Limping in at #5 is Pizzeria Bianco, and its claim to fame -- aside from owner Chris Bianco having a James Beard award -- is the wood-fired brick oven, which all can see in the tiny eatery. Basically, Bianco produces prissy pizza for prissy people, who all rave about what they are eating while discussing the prospects for a Sex and the City movie. Sorry, but the place rubs me the wrong way -- that precious exterior with its little benches and weathered metal chairs, and the interior with that shabby-chic wooden bar at which well-dressed 40-something women anxiously await their dates. Ugh! Here's another place Ol' Blue Eyes and the rest of the Rat Pack would only enter if AK-47s were aimed at their backs.
I could hack the ambiance if the pizza set my shorts on fire, but it didn't. My first time there I had the Sonny Boy with kalamata olives, salami, mozzarella and tomato sauce ($12), and it tasted like someone poured a carton of salt on it. The crust seemed salty as well to me, and it was also quite smoky from the wood of the fire. This overkill of smoke and salt nauseated me, and I barely finished the pie. Figuring I must've missed something, I went back again for the Wiseguy, with roasted onions, mozzarella and fennel sausage ($13). That, too, was one smoky pizza, but less salty than the Sonny Boy. Still, the bread seemed limp and bland, a characteristic the smokiness hid badly. As for that fennel sausage -- I could have devoured a whole plate of those sliced links.
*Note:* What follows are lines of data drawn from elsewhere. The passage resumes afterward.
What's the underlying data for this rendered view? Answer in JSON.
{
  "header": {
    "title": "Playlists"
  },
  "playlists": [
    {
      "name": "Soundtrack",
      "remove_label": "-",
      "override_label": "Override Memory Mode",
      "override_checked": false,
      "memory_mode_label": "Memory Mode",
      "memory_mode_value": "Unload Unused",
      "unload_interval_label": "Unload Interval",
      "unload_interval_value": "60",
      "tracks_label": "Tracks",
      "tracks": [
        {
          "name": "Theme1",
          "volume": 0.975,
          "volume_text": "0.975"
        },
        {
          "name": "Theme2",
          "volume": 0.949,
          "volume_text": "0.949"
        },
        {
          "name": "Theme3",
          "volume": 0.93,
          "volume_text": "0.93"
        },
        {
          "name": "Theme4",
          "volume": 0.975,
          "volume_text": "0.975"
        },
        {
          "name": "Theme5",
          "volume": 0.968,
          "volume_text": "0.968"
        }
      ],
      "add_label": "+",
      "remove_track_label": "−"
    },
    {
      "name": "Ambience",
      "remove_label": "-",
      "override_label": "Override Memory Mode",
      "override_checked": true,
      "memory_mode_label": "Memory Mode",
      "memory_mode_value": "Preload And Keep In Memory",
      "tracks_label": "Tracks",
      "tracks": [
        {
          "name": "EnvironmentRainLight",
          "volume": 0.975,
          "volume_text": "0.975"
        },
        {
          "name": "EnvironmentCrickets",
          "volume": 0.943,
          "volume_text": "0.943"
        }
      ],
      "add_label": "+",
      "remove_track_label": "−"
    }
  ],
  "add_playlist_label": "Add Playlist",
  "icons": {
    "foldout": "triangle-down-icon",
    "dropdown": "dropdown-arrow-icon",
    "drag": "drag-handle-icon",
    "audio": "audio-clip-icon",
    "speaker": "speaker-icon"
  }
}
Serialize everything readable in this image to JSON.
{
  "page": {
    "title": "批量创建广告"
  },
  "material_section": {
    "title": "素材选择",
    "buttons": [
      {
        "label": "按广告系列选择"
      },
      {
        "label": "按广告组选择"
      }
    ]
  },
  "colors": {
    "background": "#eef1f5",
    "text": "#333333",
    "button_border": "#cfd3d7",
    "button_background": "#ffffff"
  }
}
Also, Bianco does a truly outstanding antipasto with wood-roasted veggies and cheese, but that pizza hardly lives up to the glory heaped upon it by so many.
4000 N. Scottsdale Road
Scottsdale, AZ 85251
Region: Central Scottsdale
7111 East Fifth Avenue, Scottsdale,
Hours: Monday and Tuesday, 10 a.m. to 8 p.m.; Wednesday and Thursday, 10 a.m. to 10 p.m.; Friday and Saturday, 10 a.m. to 2 a.m.; Sunday, noon to 5 p.m.
11 East Sixth Street, Tempe,
Hours: Sunday through Thursday, 11 a.m. to 10 p.m.; Friday and Saturday, 11 a.m. to 2 a.m.
Nevertheless, for that sausage alone and for the excellent service the wait staff gives, Bianco sneaks into my top five, right in front of also-rans like Streets of New York and Oregano's, which, though chains, are consistent in taste, lighter on the sodium, and not nearly as annoying.
E-mail email@example.com Patsy Grimaldi´s Coal Brick Oven Pizzeria,4000 North Scottsdale Road, Scottsdale, 480-994-1100. Hours: Daily, 11 a.m. to midnight. Slices,7111 East Fifth Avenue, Scottsdale, 480-421-9540. Hours: Monday and Tuesday, 10 a.m. to 8 p.m.; Wednesday and Thursday, 10 a.m. to 10 p.m.; Friday and Saturday, 10 a.m. to 2 a.m.; Sunday, noon to 5 p.m. Slices,11 East Sixth Street, Tempe, 480-966-4681. Hours: Sunday through Thursday, 11 a.m. to 10 p.m.; Friday and Saturday, 11 a.m. to 2 a.m.